California is our nation’s environmental umbrella. Although the EPA generally has complete authority to set pollution standards for cars, Section 209 of the Clean Air Act grants CA the power to set its own emissions standards for new motor vehicles through the use of waivers, i.e. – CA has the ability to set a higher standard than the federal government. In addition, other states can opt into CA’s higher standards over the federal ones. 14 states, totaling 40% of the US’s population (states in green) have adopted CA’s standards. With such a large proportion of the nation’s autos covered by the higher standards, automakers are forced to abide by the higher standards or lose money making vehicles that meet two different regulations.
For forty years the EPA has granted all but one of the more than 100 waivers sought by CA and the single denial was later overturned.
Higher emissions standards are a common sense good. Studies show that as these higher standards go into effect in the opted in (green) states, drivers will save billions of dollars, while dramatically reducing global warming pollution from tailpipes, one of the major sources of global warming pollution.
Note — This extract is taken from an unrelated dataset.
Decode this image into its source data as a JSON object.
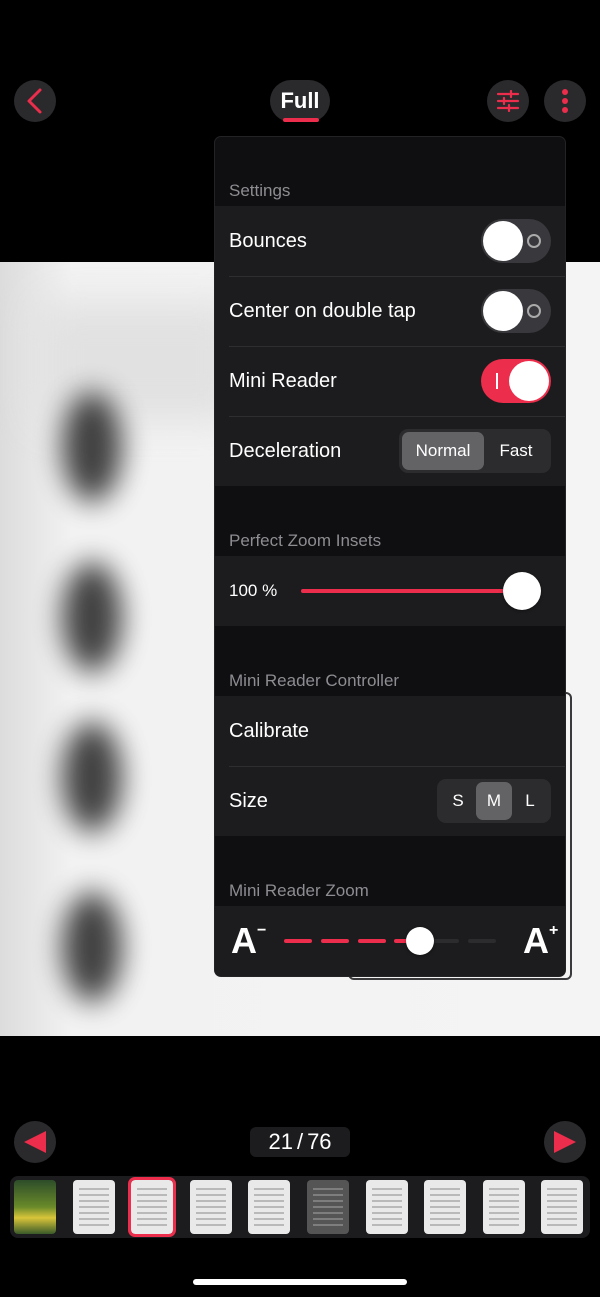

By 2020 these standards are estimated to reduce green house gas emissions by over 100 million metric tons.
This is especially relevant now because Scott Pruitt, new head of the EPA, has indicated the EPA will be considering whether it will stop granting waivers to CA (legally questionable) or try to revoke CA’s current waiver (highly dubious). The battle lines over the country’s environmental health are being drawn.
For a great synopsis check out:
Other sources include: EPA, NRDC, Wired, Autonews